The Health Department responded to 97 illicit discharge incidences. Of those responses, 28 had the potential to impact stormwater and 22 did impact stormwater. (Some locations are shown on Figure 2 ).
The Watershed Management Division maintains a database for tracking permits for construction site activity. All of the investigations conducted by Watershed Management were logged in a database and mapped (see Figure 3 ).
Watershed Management sent a total of 335 “Notice to Comply” to large and small site owners for miscellaneous violations. Compliance was achieved in most cases. Development areas needing grading certificates were inspected to verify the site was graded and erosion and sediment control measures were installed according to the plan submitted to the City. A total of 19 grading certificate inspections were conducted (see Figure 4 ).
On-site education was provided to construction site owners when City staff became aware of sediment in the public right-of-way.
Watershed Management staff educated 21 people regarding sediment and erosion control compliance.
Watershed Management presented at the Public Works “Annual Spring Meeting.” Three hundred thirty Public Works/Utilities staff attended and were provided information regarding storm drains and illicit discharge reporting.
Property owners installed several Best Management Practices that included rain gardens and other types of infiltrating mediums through a City Program with a (50/50) cost share from the Nebraska Department of Environmental Quality.
One hundred forty-two Retention/Detention Ponds were inspected to assess their functionality with regard to reducing pollutants from stormwater run-off and flood control (locations shown on Figure 5 ).
The City designed, and or constructed, stormwater water quality projects at various locations.
Residential Streets (8,450.6 curb lane miles) were cleaned with street sweepers three times per year on a rotating schedule of locations. All arterial streets were cleaned with street sweepers at a rate of typically once every two weeks (6,939 curb miles).
All business districts were cleaned with street sweepers, typically once every four days (886.5 curb miles).
The combined street sweeping of all types of streets listed above produced 2,811.2 tons of landfill material. This material would have ended up in local streams, creeks and retention ponds if not collected by street sweepers.

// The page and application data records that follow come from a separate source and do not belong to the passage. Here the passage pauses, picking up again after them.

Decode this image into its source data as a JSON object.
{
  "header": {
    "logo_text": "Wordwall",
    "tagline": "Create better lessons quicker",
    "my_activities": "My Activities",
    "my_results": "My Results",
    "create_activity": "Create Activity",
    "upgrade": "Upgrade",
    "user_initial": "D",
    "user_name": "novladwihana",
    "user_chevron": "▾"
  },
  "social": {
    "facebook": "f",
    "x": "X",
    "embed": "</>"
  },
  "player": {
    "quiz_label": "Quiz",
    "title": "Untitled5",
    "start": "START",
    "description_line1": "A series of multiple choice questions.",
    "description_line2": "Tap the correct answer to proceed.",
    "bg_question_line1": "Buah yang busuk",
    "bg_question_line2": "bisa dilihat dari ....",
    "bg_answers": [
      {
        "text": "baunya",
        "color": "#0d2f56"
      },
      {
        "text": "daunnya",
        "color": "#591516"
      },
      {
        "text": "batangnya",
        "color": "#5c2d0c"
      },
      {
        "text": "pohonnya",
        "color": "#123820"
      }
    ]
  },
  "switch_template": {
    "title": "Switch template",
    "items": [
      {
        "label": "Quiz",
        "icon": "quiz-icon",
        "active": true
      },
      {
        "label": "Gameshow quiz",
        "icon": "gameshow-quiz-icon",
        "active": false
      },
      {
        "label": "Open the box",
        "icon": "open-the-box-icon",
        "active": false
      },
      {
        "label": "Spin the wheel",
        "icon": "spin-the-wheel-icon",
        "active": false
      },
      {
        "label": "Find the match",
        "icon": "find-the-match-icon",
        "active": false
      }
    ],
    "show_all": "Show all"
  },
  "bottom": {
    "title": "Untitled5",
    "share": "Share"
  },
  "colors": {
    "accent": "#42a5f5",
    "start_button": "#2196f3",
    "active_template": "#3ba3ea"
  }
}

City crews inspected 526 manholes, 4,930 inlets and 29,291 linear feet of piped storm drainage systems to ensure that the City storm drain system is in good repair and that no sanitary lines connect to them.
In this permit year, the Health Department conducted inspections for 17 of the City’s 20 municipal facilities that are required to be inspected under EPA’s “Good Housekeeping” program. The other three were conducted by PWU MS4 staff upon completion of the revised RCP. (see Figure 6 ).
The Health Department continued the process of determining which industries in Lincoln (according to Federal Standard Industrial Classification listing) will require an annual inspection. The Health Department updated the list in the 2017-18 permit year.
The Health Department inspected 96 industries that met the requirements to have an industrial inspection (see Figure 7 ).
The “Final Report 2013 to 2016 for Estimates of Pollutant Masses and Event Mean Concentrations” was provided in last year’s annual report. As this year was an administrative extension of the current permit, wet weather monitoring was not conducted. As per the new permit requirements, the new wet weather monitoring protocols will be drafted next year (year one) and sent to NDEQ for review.
- Figure 1 - Dry Weather Monitoring Locations (1.12 M)
- Figure 2 - Complaints/Response Locations for Illicit Discharge (1.12 M)
- Figure 3 - Complaints/Response Locations - Erosion and Sediment Control (787 K)
- Figure 4 - Grading Inspection Locations (561 K)
- Figure 5 - Pond Inspection Locations (555 K)
- Figure 6 - Municipal Facility Inspection Locations (551 K)
- Figure 7 - Industrial Facility Inspection Locations (555 K)
PDF Version of NPDES Annual Report (4.54 M)